▶ _Required work_
Every entry that appears below is to be output exactly.

───── Material to process ─────

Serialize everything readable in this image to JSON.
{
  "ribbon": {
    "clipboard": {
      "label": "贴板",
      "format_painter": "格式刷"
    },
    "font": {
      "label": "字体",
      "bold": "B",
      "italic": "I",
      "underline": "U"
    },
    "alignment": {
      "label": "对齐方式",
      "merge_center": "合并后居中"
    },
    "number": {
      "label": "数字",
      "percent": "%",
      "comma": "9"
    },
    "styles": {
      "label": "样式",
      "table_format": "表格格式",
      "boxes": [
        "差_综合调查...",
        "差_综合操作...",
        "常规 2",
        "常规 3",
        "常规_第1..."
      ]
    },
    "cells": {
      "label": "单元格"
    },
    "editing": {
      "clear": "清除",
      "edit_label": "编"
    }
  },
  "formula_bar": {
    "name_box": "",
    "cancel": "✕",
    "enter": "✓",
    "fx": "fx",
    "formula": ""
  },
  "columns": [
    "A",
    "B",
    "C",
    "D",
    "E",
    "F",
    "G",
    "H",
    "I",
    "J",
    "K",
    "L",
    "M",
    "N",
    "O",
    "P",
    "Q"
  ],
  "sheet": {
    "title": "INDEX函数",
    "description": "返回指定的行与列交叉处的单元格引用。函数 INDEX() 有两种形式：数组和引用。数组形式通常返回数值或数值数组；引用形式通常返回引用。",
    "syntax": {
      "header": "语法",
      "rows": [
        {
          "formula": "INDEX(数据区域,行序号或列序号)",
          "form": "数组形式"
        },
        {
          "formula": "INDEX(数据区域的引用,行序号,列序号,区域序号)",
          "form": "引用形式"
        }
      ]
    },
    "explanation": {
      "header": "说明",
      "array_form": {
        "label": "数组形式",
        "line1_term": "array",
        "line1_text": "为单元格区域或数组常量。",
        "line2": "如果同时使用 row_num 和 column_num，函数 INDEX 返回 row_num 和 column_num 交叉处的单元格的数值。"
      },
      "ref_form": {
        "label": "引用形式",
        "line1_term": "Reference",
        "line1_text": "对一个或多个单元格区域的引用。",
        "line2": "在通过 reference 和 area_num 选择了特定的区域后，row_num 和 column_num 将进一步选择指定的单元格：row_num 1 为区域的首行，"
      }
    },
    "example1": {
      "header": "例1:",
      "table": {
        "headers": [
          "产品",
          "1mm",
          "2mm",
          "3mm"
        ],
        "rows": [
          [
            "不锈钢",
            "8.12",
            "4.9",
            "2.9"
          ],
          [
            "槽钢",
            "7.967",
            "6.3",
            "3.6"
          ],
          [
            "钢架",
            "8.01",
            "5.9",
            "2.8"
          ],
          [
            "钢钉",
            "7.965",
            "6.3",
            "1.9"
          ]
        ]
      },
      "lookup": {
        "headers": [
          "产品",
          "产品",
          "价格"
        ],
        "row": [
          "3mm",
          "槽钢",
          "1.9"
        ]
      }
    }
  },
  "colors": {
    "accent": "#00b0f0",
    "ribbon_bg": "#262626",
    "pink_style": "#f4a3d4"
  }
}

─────

▶ _Task output_
Serialize everything readable in this image to JSON.
{
  "ribbon": {
    "clipboard": {
      "label": "贴板",
      "format_painter": "格式刷"
    },
    "font": {
      "label": "字体",
      "bold": "B",
      "italic": "I",
      "underline": "U"
    },
    "alignment": {
      "label": "对齐方式",
      "merge_center": "合并后居中"
    },
    "number": {
      "label": "数字",
      "percent": "%",
      "comma": "9"
    },
    "styles": {
      "label": "样式",
      "table_format": "表格格式",
      "boxes": [
        "差_综合调查...",
        "差_综合操作...",
        "常规 2",
        "常规 3",
        "常规_第1..."
      ]
    },
    "cells": {
      "label": "单元格"
    },
    "editing": {
      "clear": "清除",
      "edit_label": "编"
    }
  },
  "formula_bar": {
    "name_box": "",
    "cancel": "✕",
    "enter": "✓",
    "fx": "fx",
    "formula": ""
  },
  "columns": [
    "A",
    "B",
    "C",
    "D",
    "E",
    "F",
    "G",
    "H",
    "I",
    "J",
    "K",
    "L",
    "M",
    "N",
    "O",
    "P",
    "Q"
  ],
  "sheet": {
    "title": "INDEX函数",
    "description": "返回指定的行与列交叉处的单元格引用。函数 INDEX() 有两种形式：数组和引用。数组形式通常返回数值或数值数组；引用形式通常返回引用。",
    "syntax": {
      "header": "语法",
      "rows": [
        {
          "formula": "INDEX(数据区域,行序号或列序号)",
          "form": "数组形式"
        },
        {
          "formula": "INDEX(数据区域的引用,行序号,列序号,区域序号)",
          "form": "引用形式"
        }
      ]
    },
    "explanation": {
      "header": "说明",
      "array_form": {
        "label": "数组形式",
        "line1_term": "array",
        "line1_text": "为单元格区域或数组常量。",
        "line2": "如果同时使用 row_num 和 column_num，函数 INDEX 返回 row_num 和 column_num 交叉处的单元格的数值。"
      },
      "ref_form": {
        "label": "引用形式",
        "line1_term": "Reference",
        "line1_text": "对一个或多个单元格区域的引用。",
        "line2": "在通过 reference 和 area_num 选择了特定的区域后，row_num 和 column_num 将进一步选择指定的单元格：row_num 1 为区域的首行，"
      }
    },
    "example1": {
      "header": "例1:",
      "table": {
        "headers": [
          "产品",
          "1mm",
          "2mm",
          "3mm"
        ],
        "rows": [
          [
            "不锈钢",
            "8.12",
            "4.9",
            "2.9"
          ],
          [
            "槽钢",
            "7.967",
            "6.3",
            "3.6"
          ],
          [
            "钢架",
            "8.01",
            "5.9",
            "2.8"
          ],
          [
            "钢钉",
            "7.965",
            "6.3",
            "1.9"
          ]
        ]
      },
      "lookup": {
        "headers": [
          "产品",
          "产品",
          "价格"
        ],
        "row": [
          "3mm",
          "槽钢",
          "1.9"
        ]
      }
    }
  },
  "colors": {
    "accent": "#00b0f0",
    "ribbon_bg": "#262626",
    "pink_style": "#f4a3d4"
  }
}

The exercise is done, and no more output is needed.